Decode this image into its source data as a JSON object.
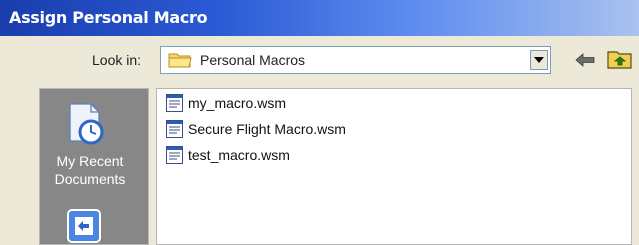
{
  "window": {
    "title": "Assign Personal Macro"
  },
  "lookin": {
    "label": "Look in:",
    "value": "Personal Macros",
    "icon": "folder-icon"
  },
  "toolbar": {
    "back_icon": "back-arrow-icon",
    "up_icon": "up-one-level-folder-icon"
  },
  "places": {
    "items": [
      {
        "label_line1": "My Recent",
        "label_line2": "Documents",
        "icon": "recent-documents-icon"
      },
      {
        "icon": "desktop-icon"
      }
    ]
  },
  "files": [
    {
      "name": "my_macro.wsm",
      "icon": "macro-file-icon"
    },
    {
      "name": "Secure Flight Macro.wsm",
      "icon": "macro-file-icon"
    },
    {
      "name": "test_macro.wsm",
      "icon": "macro-file-icon"
    }
  ],
  "colors": {
    "title_bar_start": "#1a3dad",
    "title_bar_end": "#a9c2ee",
    "dialog_bg": "#ece9d8",
    "places_bar_bg": "#878787"
  }
}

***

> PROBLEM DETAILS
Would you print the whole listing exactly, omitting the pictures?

> EXERCISE RESPONSE
Decode this image into its source data as a JSON object.
{
  "window": {
    "title": "Assign Personal Macro"
  },
  "lookin": {
    "label": "Look in:",
    "value": "Personal Macros",
    "icon": "folder-icon"
  },
  "toolbar": {
    "back_icon": "back-arrow-icon",
    "up_icon": "up-one-level-folder-icon"
  },
  "places": {
    "items": [
      {
        "label_line1": "My Recent",
        "label_line2": "Documents",
        "icon": "recent-documents-icon"
      },
      {
        "icon": "desktop-icon"
      }
    ]
  },
  "files": [
    {
      "name": "my_macro.wsm",
      "icon": "macro-file-icon"
    },
    {
      "name": "Secure Flight Macro.wsm",
      "icon": "macro-file-icon"
    },
    {
      "name": "test_macro.wsm",
      "icon": "macro-file-icon"
    }
  ],
  "colors": {
    "title_bar_start": "#1a3dad",
    "title_bar_end": "#a9c2ee",
    "dialog_bg": "#ece9d8",
    "places_bar_bg": "#878787"
  }
}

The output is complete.